## Exercise aim
Within this material, find every line where the string "панели" appears, and copy it out.

....

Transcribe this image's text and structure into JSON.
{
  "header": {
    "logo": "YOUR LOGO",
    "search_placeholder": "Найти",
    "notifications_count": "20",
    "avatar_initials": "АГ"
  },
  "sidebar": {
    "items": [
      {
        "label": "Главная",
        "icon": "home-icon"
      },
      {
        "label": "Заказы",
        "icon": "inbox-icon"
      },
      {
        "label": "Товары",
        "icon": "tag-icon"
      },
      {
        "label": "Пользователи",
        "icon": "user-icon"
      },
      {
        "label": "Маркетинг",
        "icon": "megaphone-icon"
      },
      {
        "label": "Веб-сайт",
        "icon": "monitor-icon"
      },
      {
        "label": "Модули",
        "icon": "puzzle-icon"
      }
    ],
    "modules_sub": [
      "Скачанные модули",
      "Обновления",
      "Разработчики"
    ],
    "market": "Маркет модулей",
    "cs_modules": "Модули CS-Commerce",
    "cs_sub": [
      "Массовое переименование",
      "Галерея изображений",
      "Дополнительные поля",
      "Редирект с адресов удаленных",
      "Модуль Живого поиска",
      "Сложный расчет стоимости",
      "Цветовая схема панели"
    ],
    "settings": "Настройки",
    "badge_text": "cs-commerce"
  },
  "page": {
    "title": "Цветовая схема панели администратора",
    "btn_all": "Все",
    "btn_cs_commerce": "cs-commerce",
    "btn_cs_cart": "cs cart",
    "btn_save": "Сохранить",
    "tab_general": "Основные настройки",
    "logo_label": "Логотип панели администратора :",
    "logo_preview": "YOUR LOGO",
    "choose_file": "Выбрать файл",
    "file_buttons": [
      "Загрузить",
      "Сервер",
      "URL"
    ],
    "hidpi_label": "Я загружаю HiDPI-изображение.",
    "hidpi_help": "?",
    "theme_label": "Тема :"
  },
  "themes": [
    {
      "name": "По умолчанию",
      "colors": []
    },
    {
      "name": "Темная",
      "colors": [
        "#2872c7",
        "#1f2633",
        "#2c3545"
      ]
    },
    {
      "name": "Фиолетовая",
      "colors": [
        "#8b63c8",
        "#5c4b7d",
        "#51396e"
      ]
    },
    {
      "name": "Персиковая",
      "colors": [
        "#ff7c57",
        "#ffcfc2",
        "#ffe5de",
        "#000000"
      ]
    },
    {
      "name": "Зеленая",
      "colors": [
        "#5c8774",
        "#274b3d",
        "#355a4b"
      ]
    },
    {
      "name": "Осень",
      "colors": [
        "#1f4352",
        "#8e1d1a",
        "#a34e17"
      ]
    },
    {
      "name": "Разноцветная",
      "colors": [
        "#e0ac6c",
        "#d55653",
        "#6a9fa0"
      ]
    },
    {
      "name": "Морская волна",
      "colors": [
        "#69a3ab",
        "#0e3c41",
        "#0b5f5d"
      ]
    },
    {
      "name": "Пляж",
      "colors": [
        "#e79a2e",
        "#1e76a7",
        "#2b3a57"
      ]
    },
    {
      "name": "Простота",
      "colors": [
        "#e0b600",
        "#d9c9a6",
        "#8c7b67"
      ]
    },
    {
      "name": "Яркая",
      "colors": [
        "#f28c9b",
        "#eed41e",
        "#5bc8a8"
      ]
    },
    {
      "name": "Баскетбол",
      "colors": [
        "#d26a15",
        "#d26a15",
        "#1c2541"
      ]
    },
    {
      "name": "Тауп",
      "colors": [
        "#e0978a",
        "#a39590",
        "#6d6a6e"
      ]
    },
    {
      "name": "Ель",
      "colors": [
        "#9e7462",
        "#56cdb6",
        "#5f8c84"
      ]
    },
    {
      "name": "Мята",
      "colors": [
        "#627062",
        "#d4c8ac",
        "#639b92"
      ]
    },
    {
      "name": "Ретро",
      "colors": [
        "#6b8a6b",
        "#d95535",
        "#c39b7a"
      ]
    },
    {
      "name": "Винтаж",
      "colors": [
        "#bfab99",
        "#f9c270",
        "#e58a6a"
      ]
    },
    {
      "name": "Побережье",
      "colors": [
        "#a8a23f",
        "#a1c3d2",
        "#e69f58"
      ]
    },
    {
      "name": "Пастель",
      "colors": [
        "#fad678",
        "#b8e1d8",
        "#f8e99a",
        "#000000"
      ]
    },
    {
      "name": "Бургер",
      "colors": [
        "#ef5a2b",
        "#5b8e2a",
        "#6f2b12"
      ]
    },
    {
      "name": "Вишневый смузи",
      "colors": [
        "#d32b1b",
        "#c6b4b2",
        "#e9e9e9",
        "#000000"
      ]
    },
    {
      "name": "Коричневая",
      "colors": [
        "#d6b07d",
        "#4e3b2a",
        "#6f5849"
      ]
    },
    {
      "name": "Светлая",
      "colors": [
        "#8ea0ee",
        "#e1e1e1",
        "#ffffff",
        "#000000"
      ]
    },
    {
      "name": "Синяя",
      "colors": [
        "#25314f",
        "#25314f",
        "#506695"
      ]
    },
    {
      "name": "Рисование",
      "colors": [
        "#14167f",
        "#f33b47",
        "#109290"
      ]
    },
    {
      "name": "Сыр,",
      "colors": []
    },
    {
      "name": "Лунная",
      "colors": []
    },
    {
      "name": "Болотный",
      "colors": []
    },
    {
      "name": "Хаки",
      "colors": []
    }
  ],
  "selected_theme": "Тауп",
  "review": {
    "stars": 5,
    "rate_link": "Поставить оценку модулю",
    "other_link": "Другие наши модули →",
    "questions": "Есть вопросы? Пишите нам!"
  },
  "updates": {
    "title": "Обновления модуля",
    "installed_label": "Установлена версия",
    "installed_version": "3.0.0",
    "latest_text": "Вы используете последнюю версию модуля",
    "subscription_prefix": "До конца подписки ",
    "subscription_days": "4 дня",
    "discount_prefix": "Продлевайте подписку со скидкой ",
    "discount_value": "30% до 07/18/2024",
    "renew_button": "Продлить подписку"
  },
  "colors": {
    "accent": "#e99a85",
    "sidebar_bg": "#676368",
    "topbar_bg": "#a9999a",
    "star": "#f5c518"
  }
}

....

## Expected answer
      "Цветовая схема панели"
    "title": "Цветовая схема панели администратора",
    "logo_label": "Логотип панели администратора :",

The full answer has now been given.